Please repeat every entry, keeping each one exactly the same.

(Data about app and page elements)
*** Begin section ***

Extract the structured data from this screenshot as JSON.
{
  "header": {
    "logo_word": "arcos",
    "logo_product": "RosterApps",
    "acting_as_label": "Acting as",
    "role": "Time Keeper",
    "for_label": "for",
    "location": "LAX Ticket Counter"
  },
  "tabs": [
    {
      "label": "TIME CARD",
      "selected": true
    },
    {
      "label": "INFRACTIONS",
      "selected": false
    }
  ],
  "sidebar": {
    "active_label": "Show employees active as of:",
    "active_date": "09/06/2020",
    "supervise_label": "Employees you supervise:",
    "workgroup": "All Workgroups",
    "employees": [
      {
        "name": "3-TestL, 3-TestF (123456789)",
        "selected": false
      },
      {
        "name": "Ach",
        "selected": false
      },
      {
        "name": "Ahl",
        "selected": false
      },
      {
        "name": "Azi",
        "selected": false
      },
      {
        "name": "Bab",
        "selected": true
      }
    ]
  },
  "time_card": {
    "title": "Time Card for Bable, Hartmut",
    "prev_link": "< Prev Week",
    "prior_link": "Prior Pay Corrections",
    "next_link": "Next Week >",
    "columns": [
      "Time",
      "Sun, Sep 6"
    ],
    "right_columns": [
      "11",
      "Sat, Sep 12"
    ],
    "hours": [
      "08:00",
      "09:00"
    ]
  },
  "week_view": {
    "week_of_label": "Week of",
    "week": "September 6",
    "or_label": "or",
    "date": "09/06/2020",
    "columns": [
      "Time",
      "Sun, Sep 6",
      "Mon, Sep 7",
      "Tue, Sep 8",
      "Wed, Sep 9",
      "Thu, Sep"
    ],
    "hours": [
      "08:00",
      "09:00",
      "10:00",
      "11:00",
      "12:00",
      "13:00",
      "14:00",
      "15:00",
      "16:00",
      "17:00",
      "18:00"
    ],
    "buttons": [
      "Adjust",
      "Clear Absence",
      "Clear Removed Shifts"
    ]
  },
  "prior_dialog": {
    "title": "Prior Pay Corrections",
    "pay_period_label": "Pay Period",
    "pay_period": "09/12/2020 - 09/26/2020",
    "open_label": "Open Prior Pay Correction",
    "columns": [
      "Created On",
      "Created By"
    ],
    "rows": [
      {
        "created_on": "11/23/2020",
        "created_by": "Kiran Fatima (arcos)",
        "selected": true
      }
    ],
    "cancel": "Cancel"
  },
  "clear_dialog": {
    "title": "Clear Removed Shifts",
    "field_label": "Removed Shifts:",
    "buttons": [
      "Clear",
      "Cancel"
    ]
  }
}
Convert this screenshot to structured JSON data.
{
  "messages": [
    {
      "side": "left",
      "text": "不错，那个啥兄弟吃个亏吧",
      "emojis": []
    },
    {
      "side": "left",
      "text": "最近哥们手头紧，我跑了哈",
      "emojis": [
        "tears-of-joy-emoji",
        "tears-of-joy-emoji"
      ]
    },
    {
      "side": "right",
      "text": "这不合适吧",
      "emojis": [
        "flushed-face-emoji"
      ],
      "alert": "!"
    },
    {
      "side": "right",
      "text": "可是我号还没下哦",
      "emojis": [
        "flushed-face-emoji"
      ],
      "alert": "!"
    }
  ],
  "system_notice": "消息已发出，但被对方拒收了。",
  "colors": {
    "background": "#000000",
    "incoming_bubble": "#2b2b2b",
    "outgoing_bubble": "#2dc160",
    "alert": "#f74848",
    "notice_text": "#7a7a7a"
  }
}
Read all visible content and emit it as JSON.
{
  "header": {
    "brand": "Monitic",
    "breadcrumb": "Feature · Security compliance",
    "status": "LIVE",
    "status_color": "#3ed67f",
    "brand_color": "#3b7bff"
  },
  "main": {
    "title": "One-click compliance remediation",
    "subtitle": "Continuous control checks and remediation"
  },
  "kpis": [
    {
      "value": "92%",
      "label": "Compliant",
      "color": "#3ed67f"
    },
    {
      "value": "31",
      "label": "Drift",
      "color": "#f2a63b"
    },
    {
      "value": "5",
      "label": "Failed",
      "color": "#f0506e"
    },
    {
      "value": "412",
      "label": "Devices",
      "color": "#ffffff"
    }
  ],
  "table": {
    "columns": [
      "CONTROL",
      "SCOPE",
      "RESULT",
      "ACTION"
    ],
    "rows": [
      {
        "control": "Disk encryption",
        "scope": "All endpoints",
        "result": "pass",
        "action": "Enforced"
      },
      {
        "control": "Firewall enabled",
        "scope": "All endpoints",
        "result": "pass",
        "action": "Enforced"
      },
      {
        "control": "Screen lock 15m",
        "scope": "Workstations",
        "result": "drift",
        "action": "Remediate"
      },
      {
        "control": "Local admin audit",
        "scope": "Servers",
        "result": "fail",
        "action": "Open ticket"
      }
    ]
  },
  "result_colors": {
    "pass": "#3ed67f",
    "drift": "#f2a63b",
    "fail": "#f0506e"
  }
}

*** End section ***

■ Response to the task
Extract the structured data from this screenshot as JSON.
{
  "header": {
    "logo_word": "arcos",
    "logo_product": "RosterApps",
    "acting_as_label": "Acting as",
    "role": "Time Keeper",
    "for_label": "for",
    "location": "LAX Ticket Counter"
  },
  "tabs": [
    {
      "label": "TIME CARD",
      "selected": true
    },
    {
      "label": "INFRACTIONS",
      "selected": false
    }
  ],
  "sidebar": {
    "active_label": "Show employees active as of:",
    "active_date": "09/06/2020",
    "supervise_label": "Employees you supervise:",
    "workgroup": "All Workgroups",
    "employees": [
      {
        "name": "3-TestL, 3-TestF (123456789)",
        "selected": false
      },
      {
        "name": "Ach",
        "selected": false
      },
      {
        "name": "Ahl",
        "selected": false
      },
      {
        "name": "Azi",
        "selected": false
      },
      {
        "name": "Bab",
        "selected": true
      }
    ]
  },
  "time_card": {
    "title": "Time Card for Bable, Hartmut",
    "prev_link": "< Prev Week",
    "prior_link": "Prior Pay Corrections",
    "next_link": "Next Week >",
    "columns": [
      "Time",
      "Sun, Sep 6"
    ],
    "right_columns": [
      "11",
      "Sat, Sep 12"
    ],
    "hours": [
      "08:00",
      "09:00"
    ]
  },
  "week_view": {
    "week_of_label": "Week of",
    "week": "September 6",
    "or_label": "or",
    "date": "09/06/2020",
    "columns": [
      "Time",
      "Sun, Sep 6",
      "Mon, Sep 7",
      "Tue, Sep 8",
      "Wed, Sep 9",
      "Thu, Sep"
    ],
    "hours": [
      "08:00",
      "09:00",
      "10:00",
      "11:00",
      "12:00",
      "13:00",
      "14:00",
      "15:00",
      "16:00",
      "17:00",
      "18:00"
    ],
    "buttons": [
      "Adjust",
      "Clear Absence",
      "Clear Removed Shifts"
    ]
  },
  "prior_dialog": {
    "title": "Prior Pay Corrections",
    "pay_period_label": "Pay Period",
    "pay_period": "09/12/2020 - 09/26/2020",
    "open_label": "Open Prior Pay Correction",
    "columns": [
      "Created On",
      "Created By"
    ],
    "rows": [
      {
        "created_on": "11/23/2020",
        "created_by": "Kiran Fatima (arcos)",
        "selected": true
      }
    ],
    "cancel": "Cancel"
  },
  "clear_dialog": {
    "title": "Clear Removed Shifts",
    "field_label": "Removed Shifts:",
    "buttons": [
      "Clear",
      "Cancel"
    ]
  }
}
Convert this screenshot to structured JSON data.
{
  "messages": [
    {
      "side": "left",
      "text": "不错，那个啥兄弟吃个亏吧",
      "emojis": []
    },
    {
      "side": "left",
      "text": "最近哥们手头紧，我跑了哈",
      "emojis": [
        "tears-of-joy-emoji",
        "tears-of-joy-emoji"
      ]
    },
    {
      "side": "right",
      "text": "这不合适吧",
      "emojis": [
        "flushed-face-emoji"
      ],
      "alert": "!"
    },
    {
      "side": "right",
      "text": "可是我号还没下哦",
      "emojis": [
        "flushed-face-emoji"
      ],
      "alert": "!"
    }
  ],
  "system_notice": "消息已发出，但被对方拒收了。",
  "colors": {
    "background": "#000000",
    "incoming_bubble": "#2b2b2b",
    "outgoing_bubble": "#2dc160",
    "alert": "#f74848",
    "notice_text": "#7a7a7a"
  }
}
Read all visible content and emit it as JSON.
{
  "header": {
    "brand": "Monitic",
    "breadcrumb": "Feature · Security compliance",
    "status": "LIVE",
    "status_color": "#3ed67f",
    "brand_color": "#3b7bff"
  },
  "main": {
    "title": "One-click compliance remediation",
    "subtitle": "Continuous control checks and remediation"
  },
  "kpis": [
    {
      "value": "92%",
      "label": "Compliant",
      "color": "#3ed67f"
    },
    {
      "value": "31",
      "label": "Drift",
      "color": "#f2a63b"
    },
    {
      "value": "5",
      "label": "Failed",
      "color": "#f0506e"
    },
    {
      "value": "412",
      "label": "Devices",
      "color": "#ffffff"
    }
  ],
  "table": {
    "columns": [
      "CONTROL",
      "SCOPE",
      "RESULT",
      "ACTION"
    ],
    "rows": [
      {
        "control": "Disk encryption",
        "scope": "All endpoints",
        "result": "pass",
        "action": "Enforced"
      },
      {
        "control": "Firewall enabled",
        "scope": "All endpoints",
        "result": "pass",
        "action": "Enforced"
      },
      {
        "control": "Screen lock 15m",
        "scope": "Workstations",
        "result": "drift",
        "action": "Remediate"
      },
      {
        "control": "Local admin audit",
        "scope": "Servers",
        "result": "fail",
        "action": "Open ticket"
      }
    ]
  },
  "result_colors": {
    "pass": "#3ed67f",
    "drift": "#f2a63b",
    "fail": "#f0506e"
  }
}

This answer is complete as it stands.